Assignment - Your reply should be a single number, the count of lines in the records that contain "select".

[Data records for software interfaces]
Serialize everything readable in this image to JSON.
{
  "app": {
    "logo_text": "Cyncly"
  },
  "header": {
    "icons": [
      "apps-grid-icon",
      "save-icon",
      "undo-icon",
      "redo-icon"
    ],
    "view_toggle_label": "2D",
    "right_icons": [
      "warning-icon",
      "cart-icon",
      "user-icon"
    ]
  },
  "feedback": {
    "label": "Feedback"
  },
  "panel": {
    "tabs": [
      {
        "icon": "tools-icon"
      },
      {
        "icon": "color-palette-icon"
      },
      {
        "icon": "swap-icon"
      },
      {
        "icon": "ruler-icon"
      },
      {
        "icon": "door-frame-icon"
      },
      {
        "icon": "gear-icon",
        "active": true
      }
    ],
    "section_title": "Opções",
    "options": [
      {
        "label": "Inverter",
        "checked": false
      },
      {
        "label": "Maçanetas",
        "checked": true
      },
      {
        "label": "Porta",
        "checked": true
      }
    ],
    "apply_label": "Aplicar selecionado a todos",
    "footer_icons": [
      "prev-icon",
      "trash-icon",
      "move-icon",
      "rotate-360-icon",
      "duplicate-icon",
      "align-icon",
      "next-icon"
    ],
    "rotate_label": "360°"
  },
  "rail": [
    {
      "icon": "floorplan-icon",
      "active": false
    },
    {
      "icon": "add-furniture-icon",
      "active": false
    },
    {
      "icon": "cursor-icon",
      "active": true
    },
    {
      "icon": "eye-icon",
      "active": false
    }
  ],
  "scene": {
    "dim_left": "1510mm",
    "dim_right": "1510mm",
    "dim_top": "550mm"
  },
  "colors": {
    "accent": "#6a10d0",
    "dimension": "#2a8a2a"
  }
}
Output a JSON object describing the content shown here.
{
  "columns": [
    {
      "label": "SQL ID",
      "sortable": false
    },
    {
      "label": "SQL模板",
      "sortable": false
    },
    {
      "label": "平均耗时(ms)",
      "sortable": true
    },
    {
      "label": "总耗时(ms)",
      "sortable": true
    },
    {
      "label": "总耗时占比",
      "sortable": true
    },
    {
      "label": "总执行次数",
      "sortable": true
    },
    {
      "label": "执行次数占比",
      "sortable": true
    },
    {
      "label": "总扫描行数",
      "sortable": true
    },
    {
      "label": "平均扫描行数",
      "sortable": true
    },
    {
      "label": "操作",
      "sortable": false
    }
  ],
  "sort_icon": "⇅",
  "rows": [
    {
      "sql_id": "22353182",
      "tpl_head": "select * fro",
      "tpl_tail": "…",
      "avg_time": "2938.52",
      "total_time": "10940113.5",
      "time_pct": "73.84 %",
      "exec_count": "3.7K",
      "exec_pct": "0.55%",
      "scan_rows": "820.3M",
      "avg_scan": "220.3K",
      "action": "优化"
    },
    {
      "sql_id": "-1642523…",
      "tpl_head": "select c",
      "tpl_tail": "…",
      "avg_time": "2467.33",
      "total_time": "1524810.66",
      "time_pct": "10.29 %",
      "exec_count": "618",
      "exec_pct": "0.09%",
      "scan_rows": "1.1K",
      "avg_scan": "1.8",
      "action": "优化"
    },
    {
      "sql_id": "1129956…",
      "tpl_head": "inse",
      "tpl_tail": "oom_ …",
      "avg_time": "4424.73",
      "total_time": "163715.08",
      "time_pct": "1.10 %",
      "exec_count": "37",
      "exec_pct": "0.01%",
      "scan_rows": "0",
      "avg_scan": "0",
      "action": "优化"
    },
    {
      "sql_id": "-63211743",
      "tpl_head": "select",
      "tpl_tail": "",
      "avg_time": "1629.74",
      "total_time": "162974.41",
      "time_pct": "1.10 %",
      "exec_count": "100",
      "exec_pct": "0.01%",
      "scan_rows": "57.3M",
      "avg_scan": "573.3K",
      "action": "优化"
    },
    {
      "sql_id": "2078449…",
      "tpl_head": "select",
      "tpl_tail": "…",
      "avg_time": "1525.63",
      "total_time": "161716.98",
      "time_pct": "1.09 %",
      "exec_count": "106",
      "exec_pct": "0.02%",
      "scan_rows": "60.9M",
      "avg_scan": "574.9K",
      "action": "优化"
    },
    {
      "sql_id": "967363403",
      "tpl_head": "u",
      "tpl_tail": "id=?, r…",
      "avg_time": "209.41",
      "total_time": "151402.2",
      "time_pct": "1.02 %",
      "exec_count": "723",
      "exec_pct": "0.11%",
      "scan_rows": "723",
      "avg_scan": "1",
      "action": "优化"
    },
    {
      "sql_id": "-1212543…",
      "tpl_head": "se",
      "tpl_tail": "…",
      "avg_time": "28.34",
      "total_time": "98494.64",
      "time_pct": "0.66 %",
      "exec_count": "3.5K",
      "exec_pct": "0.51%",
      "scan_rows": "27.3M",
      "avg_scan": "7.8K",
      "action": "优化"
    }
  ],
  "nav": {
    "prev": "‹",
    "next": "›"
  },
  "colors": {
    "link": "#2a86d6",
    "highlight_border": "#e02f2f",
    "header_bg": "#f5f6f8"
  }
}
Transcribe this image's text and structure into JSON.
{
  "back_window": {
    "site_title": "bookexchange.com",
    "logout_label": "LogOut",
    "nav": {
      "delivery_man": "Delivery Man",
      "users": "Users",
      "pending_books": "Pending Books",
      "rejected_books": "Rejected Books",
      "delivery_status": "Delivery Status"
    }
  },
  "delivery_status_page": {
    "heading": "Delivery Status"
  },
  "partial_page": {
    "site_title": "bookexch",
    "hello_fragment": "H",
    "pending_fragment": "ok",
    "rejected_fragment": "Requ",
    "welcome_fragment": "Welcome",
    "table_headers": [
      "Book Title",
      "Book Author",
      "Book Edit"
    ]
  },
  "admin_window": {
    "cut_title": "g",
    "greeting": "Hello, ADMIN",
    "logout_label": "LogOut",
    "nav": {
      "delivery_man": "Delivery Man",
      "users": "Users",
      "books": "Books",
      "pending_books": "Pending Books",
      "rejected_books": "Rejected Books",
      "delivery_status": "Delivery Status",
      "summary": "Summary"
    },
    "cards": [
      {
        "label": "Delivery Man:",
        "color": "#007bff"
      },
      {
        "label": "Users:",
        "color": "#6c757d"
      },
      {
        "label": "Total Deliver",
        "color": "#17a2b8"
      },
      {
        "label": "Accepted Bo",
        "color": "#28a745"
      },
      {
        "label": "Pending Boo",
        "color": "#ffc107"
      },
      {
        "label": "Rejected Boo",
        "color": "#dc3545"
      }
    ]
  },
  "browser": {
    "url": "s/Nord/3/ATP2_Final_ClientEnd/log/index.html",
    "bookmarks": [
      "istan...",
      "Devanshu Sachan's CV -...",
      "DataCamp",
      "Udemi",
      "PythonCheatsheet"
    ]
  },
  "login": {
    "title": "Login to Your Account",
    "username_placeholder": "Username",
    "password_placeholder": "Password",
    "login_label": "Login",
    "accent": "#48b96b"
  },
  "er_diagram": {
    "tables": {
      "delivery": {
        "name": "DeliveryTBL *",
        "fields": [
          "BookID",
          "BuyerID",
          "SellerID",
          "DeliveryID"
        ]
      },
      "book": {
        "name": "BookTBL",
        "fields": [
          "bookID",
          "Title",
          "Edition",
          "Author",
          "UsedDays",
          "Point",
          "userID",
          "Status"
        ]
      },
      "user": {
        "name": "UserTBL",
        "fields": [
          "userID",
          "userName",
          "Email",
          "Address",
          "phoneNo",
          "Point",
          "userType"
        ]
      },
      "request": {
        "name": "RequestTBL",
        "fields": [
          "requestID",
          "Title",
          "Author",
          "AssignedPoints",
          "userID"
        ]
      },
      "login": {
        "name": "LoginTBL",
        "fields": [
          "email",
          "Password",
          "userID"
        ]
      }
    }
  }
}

Finished exercise - 4